= Collected data =
================

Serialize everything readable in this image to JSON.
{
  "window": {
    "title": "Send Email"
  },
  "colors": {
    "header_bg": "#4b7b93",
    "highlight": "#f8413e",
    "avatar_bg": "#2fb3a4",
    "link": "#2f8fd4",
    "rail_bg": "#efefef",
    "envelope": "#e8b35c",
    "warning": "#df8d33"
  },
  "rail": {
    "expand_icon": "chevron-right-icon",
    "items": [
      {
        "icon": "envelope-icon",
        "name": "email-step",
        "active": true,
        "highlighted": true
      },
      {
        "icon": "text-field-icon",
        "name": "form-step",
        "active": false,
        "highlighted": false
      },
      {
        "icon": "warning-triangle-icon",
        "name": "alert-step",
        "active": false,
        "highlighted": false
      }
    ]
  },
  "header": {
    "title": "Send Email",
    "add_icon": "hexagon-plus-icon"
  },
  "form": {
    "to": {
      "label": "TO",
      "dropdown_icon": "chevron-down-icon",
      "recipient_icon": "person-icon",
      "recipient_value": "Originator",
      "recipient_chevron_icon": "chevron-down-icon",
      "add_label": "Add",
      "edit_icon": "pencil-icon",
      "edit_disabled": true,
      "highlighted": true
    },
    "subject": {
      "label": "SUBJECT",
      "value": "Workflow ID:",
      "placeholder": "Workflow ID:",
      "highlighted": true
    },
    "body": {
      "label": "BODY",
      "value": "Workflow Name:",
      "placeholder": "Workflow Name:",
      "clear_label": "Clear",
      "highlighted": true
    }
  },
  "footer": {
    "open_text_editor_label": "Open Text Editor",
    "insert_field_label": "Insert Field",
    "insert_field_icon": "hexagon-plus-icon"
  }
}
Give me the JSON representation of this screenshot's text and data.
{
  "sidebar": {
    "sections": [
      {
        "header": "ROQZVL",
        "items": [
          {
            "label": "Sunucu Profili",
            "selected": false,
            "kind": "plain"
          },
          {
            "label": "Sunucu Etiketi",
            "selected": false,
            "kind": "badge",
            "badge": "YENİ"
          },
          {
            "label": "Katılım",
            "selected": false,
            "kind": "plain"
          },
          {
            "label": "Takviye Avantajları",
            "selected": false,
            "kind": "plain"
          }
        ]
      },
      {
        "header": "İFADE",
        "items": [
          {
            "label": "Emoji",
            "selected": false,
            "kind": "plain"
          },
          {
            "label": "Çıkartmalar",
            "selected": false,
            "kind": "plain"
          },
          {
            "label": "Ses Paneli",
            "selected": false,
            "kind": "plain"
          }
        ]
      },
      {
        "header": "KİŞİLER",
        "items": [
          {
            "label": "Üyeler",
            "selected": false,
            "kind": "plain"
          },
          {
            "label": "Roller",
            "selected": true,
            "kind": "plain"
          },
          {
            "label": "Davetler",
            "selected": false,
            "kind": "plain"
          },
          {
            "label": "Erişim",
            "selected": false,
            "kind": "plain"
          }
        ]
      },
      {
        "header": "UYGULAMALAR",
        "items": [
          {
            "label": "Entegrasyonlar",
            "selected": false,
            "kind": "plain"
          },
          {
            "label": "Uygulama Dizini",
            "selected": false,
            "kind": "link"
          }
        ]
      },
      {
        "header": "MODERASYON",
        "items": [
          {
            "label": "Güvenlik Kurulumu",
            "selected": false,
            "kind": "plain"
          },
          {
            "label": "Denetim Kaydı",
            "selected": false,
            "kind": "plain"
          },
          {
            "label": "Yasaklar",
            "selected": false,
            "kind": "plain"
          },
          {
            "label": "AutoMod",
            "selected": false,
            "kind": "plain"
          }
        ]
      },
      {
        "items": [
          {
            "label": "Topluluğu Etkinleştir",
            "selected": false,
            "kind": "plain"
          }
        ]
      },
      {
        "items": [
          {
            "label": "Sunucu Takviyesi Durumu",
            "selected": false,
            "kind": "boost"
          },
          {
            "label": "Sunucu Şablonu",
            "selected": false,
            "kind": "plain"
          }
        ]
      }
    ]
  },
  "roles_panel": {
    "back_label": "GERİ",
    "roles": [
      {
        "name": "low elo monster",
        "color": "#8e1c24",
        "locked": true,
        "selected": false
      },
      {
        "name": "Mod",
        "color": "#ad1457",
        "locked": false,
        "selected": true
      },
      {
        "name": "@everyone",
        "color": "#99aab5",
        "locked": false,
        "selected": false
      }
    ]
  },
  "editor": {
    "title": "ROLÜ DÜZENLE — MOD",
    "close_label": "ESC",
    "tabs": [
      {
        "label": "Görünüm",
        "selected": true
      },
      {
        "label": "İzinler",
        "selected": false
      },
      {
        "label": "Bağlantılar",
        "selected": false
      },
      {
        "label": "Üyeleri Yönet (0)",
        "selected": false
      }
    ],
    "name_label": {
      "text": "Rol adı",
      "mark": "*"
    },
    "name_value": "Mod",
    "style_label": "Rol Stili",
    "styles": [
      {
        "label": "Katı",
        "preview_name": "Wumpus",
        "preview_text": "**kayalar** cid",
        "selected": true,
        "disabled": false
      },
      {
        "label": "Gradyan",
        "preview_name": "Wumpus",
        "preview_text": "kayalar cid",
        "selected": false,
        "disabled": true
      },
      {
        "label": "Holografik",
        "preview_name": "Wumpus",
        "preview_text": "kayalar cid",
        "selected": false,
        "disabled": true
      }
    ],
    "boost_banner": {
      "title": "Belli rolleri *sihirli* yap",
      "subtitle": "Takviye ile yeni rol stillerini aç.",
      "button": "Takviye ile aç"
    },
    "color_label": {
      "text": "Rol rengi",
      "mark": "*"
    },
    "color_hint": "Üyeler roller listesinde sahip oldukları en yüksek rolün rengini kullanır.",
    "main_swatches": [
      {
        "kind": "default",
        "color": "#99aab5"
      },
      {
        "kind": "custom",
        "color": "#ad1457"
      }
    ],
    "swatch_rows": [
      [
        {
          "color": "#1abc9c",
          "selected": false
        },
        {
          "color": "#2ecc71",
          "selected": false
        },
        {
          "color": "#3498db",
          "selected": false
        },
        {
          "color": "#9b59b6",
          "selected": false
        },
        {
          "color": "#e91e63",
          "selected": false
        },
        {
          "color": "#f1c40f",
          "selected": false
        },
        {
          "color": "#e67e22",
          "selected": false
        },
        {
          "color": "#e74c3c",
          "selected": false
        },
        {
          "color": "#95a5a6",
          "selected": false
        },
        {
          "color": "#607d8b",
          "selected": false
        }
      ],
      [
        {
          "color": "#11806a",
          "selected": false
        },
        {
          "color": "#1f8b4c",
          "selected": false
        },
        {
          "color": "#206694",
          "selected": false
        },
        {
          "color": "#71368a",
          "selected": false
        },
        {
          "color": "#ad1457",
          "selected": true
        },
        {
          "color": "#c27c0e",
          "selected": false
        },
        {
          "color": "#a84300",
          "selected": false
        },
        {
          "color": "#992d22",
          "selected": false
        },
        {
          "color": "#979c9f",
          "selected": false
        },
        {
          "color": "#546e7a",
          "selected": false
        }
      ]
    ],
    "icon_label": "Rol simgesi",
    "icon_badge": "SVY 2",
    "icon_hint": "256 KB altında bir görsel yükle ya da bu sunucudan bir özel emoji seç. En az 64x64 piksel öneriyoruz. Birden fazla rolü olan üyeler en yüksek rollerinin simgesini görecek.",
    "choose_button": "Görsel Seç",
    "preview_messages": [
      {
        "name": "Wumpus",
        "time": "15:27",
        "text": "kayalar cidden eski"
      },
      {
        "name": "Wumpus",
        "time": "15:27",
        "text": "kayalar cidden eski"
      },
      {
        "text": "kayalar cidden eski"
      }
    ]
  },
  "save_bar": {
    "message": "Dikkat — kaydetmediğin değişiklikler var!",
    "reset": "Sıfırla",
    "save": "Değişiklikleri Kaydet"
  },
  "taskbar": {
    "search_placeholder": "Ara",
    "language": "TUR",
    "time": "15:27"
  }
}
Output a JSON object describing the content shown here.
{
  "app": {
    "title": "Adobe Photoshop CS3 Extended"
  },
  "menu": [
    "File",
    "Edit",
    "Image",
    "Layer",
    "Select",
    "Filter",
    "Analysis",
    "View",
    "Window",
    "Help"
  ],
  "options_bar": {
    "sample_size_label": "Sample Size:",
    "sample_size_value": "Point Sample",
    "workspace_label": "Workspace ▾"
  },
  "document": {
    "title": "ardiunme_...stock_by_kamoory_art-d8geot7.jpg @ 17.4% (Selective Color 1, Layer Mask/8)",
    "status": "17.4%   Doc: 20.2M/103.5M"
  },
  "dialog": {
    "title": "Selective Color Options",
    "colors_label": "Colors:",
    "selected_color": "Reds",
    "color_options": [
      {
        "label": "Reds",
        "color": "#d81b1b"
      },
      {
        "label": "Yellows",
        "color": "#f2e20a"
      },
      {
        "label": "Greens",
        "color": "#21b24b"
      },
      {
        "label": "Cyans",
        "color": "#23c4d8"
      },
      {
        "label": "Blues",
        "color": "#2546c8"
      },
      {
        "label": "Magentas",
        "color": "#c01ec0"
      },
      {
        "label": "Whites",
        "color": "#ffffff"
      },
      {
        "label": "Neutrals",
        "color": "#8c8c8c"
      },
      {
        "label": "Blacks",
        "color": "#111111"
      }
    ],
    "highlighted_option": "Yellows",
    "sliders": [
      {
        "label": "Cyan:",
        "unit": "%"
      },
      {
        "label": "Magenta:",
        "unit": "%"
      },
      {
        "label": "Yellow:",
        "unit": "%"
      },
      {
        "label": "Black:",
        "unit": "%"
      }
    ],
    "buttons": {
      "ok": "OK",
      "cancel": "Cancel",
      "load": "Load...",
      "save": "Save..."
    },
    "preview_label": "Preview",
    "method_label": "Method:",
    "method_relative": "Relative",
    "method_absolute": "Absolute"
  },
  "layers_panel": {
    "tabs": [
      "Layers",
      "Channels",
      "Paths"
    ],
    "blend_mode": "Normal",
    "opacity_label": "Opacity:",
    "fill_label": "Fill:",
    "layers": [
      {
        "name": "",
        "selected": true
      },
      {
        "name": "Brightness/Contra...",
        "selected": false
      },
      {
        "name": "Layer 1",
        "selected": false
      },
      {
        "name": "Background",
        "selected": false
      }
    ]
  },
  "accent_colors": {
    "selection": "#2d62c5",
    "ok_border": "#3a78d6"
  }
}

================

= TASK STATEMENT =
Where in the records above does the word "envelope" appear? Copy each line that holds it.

= RESPONSE TO THIS TASK =
    "envelope": "#e8b35c",
        "icon": "envelope-icon",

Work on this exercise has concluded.